These include Trailer Bridge, a marine freight carrier that runs a fleet of vessels made for shallow waters; Copa Holdings, a Latin American airline that makes daily flights to Havana; Watsco, a Florida-based manufacturer of air-conditioning and refrigeration equipment; Consolidated Water, which supplies potable water in the Caribbean; and Carnival and Royal Caribbean Cruises.
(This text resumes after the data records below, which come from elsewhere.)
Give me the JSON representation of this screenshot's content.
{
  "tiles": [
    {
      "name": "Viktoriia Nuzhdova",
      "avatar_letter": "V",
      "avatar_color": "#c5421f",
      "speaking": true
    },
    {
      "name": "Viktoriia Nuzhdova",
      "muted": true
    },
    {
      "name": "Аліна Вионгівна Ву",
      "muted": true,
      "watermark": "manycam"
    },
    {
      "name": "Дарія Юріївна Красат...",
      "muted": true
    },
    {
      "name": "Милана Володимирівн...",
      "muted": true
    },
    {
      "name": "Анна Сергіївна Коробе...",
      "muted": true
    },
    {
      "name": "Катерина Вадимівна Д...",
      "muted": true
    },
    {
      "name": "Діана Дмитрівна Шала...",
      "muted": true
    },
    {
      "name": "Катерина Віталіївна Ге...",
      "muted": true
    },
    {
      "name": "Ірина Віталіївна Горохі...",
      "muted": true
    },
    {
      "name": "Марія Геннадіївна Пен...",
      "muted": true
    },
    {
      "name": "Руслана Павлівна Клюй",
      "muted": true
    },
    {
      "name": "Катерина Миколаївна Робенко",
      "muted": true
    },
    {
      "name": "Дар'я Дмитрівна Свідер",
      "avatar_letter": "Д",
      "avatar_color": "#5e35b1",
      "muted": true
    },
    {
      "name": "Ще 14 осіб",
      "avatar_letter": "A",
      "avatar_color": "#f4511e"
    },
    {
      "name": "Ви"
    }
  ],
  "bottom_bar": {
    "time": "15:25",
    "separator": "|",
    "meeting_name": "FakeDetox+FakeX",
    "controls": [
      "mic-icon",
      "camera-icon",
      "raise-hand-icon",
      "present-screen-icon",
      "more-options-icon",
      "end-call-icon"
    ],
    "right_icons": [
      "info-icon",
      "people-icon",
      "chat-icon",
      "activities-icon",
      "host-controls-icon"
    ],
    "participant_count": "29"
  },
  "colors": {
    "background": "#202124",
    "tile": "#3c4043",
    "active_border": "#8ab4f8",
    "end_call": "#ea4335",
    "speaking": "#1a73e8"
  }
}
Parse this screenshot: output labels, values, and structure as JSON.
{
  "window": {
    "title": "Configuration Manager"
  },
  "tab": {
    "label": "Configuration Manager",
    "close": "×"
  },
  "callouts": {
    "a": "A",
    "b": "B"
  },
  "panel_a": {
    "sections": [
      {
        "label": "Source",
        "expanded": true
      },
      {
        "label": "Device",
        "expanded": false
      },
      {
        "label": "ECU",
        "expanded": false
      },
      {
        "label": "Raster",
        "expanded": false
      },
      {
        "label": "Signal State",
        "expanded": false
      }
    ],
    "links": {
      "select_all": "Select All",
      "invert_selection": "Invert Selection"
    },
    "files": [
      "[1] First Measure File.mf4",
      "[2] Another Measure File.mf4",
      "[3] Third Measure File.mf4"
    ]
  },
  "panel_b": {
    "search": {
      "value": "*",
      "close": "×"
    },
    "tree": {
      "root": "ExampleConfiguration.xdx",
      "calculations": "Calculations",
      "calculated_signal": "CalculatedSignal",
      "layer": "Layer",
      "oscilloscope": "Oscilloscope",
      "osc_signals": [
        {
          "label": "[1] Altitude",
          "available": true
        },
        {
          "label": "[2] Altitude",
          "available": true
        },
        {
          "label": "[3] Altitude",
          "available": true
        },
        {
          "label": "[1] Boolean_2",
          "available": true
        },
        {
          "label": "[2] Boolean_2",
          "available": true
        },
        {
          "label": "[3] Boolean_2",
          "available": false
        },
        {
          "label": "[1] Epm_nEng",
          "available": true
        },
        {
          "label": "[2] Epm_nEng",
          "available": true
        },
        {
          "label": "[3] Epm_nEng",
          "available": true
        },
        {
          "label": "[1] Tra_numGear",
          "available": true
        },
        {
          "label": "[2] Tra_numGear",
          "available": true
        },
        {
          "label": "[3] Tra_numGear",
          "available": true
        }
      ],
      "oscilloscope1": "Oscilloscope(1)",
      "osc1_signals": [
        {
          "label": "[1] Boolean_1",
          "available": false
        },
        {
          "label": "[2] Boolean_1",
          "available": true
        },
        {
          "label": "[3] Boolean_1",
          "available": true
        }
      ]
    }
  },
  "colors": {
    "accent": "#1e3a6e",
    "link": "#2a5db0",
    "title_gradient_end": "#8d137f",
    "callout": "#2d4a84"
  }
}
Shares of closed-end funds can be worth more or less than the assets they hold, depending on investor demand. This fund has often traded at a discount to its net asset value over the years, but news events can cause swings in its share price (in February 1996, for example, shares plunged when Cuba shot down two U.S. civilian aircraft). As of last week, the Herzfeld fund was trading at a 7.5 percent discount to its NAV. Jon Ogg at 24/7 Wall Street points out that the fund's total share count is small and its market capitalization is just $12.5 million, so today's moves could be quite exaggerated.